  • Don't take it personally. Keep your attitude positive. Don't make the family table a battleground, or it will have negative repercussions instead of positive ones. 
  • Model foodie behaviour. Being a creative cook and adventuresome eater yourself will let your kids know that we are happy when we eat a variety of good foods!
The kids help make parchment paper packages for super. To make, place raw shrimp, green beans, garlic and chillies, drizzled with olive oil and sprinkled with salt and pepper, in parchment paper. Fold up and bake at 400 for 12-15 minutes. Open packets, and sprinkle with flat-leaf parsley to serve.

I hope this helps your family make little changes on the journey to the love of food, or at least gives you the encouragement you need to keep doing what you're doing! Here's to many happy family meals!
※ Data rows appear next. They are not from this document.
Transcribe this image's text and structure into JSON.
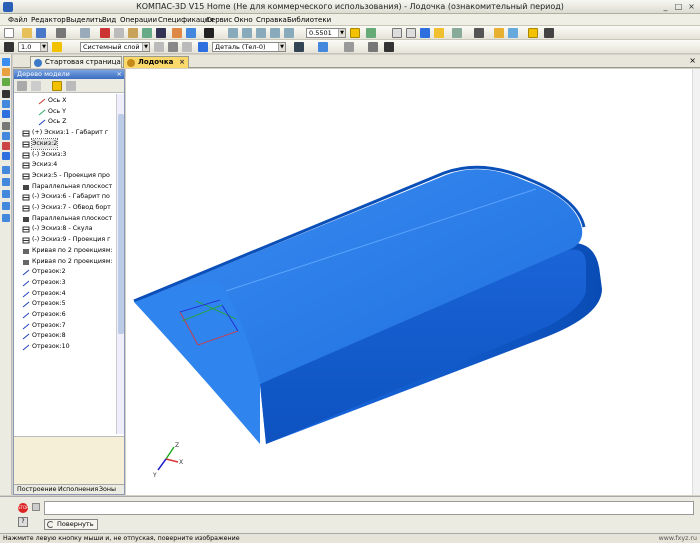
{
  "window": {
    "title": "КОМПАС-3D V15 Home (Не для коммерческого использования) - Лодочка (ознакомительный период)"
  },
  "menu": [
    "Файл",
    "Редактор",
    "Выделить",
    "Вид",
    "Операции",
    "Спецификация",
    "Сервис",
    "Окно",
    "Справка",
    "Библиотеки"
  ],
  "toolbar": {
    "scale_value": "1.0",
    "layer_value": "Системный слой (0)",
    "zoom_value": "0.5501",
    "part_value": "Деталь (Тел-0)"
  },
  "tabs": [
    {
      "label": "Стартовая страница",
      "active": false
    },
    {
      "label": "Лодочка",
      "active": true
    }
  ],
  "tree": {
    "title": "Дерево модели",
    "nodes": [
      {
        "text": "Ось X",
        "icon": "axis-x-icon",
        "color": "#c0392b",
        "indent": 2
      },
      {
        "text": "Ось Y",
        "icon": "axis-y-icon",
        "color": "#27ae60",
        "indent": 2
      },
      {
        "text": "Ось Z",
        "icon": "axis-z-icon",
        "color": "#2040c0",
        "indent": 2
      },
      {
        "text": "(+) Эскиз:1 - Габарит г",
        "icon": "sketch-icon",
        "color": "#333333",
        "indent": 1
      },
      {
        "text": "Эскиз:2",
        "icon": "sketch-icon",
        "color": "#333333",
        "indent": 1,
        "selected": true
      },
      {
        "text": "(-) Эскиз:3",
        "icon": "sketch-icon",
        "color": "#333333",
        "indent": 1
      },
      {
        "text": "Эскиз:4",
        "icon": "sketch-icon",
        "color": "#333333",
        "indent": 1
      },
      {
        "text": "Эскиз:5 - Проекция про",
        "icon": "sketch-icon",
        "color": "#333333",
        "indent": 1
      },
      {
        "text": "Параллельная плоскост",
        "icon": "plane-icon",
        "color": "#333333",
        "indent": 1
      },
      {
        "text": "(-) Эскиз:6 - Габарит по",
        "icon": "sketch-icon",
        "color": "#333333",
        "indent": 1
      },
      {
        "text": "(-) Эскиз:7 - Обвод борт",
        "icon": "sketch-icon",
        "color": "#333333",
        "indent": 1
      },
      {
        "text": "Параллельная плоскост",
        "icon": "plane-icon",
        "color": "#333333",
        "indent": 1
      },
      {
        "text": "(-) Эскиз:8 - Скула",
        "icon": "sketch-icon",
        "color": "#333333",
        "indent": 1
      },
      {
        "text": "(-) Эскиз:9 - Проекция г",
        "icon": "sketch-icon",
        "color": "#333333",
        "indent": 1
      },
      {
        "text": "Кривая по 2 проекциям:",
        "icon": "curve-icon",
        "color": "#333333",
        "indent": 1
      },
      {
        "text": "Кривая по 2 проекциям:",
        "icon": "curve-icon",
        "color": "#333333",
        "indent": 1
      },
      {
        "text": "Отрезок:2",
        "icon": "segment-icon",
        "color": "#2040c0",
        "indent": 1
      },
      {
        "text": "Отрезок:3",
        "icon": "segment-icon",
        "color": "#2040c0",
        "indent": 1
      },
      {
        "text": "Отрезок:4",
        "icon": "segment-icon",
        "color": "#2040c0",
        "indent": 1
      },
      {
        "text": "Отрезок:5",
        "icon": "segment-icon",
        "color": "#2040c0",
        "indent": 1
      },
      {
        "text": "Отрезок:6",
        "icon": "segment-icon",
        "color": "#2040c0",
        "indent": 1
      },
      {
        "text": "Отрезок:7",
        "icon": "segment-icon",
        "color": "#2040c0",
        "indent": 1
      },
      {
        "text": "Отрезок:8",
        "icon": "segment-icon",
        "color": "#2040c0",
        "indent": 1
      },
      {
        "text": "Отрезок:10",
        "icon": "segment-icon",
        "color": "#2040c0",
        "indent": 1
      }
    ],
    "bottom_tabs": [
      "Построение",
      "Исполнения",
      "Зоны"
    ]
  },
  "viewport": {
    "model_color": "#1f6fe0",
    "model_dark": "#0b4fb8",
    "model_light": "#3b8cf0",
    "axis_labels": [
      "Z",
      "X",
      "Y"
    ]
  },
  "command_panel": {
    "stop_label": "STOP",
    "rotate_label": "Повернуть"
  },
  "status": {
    "text": "Нажмите левую кнопку мыши и, не отпуская, поверните изображение",
    "watermark": "www.fxyz.ru"
  }
}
PS

I must add a caveat: if your child has food allergies or genuine sensory processing difficulties, you might need to try some different tactics. 

If a food makes your child feel ill, they may seem to be 'turning up their nose' at something when they really are just listening to their bodies. Stomach aches, attitude anomalies, difficulty sleeping, skin irritation, and unhealthy bowel movements are all indications that there's more going on than just a fussy eater.  

Sensory processing difficulties can mean that a new texture takes a really long time to get used to. We've come a long way with one of our kiddos - she can eat just about any texture now, even if she still can't stand to touch it at any other time. 

You know your child best! 

1 comment:

  1. Love this article. It will be my go to for sure. Thanks for this!!!!!!

    ReplyDelete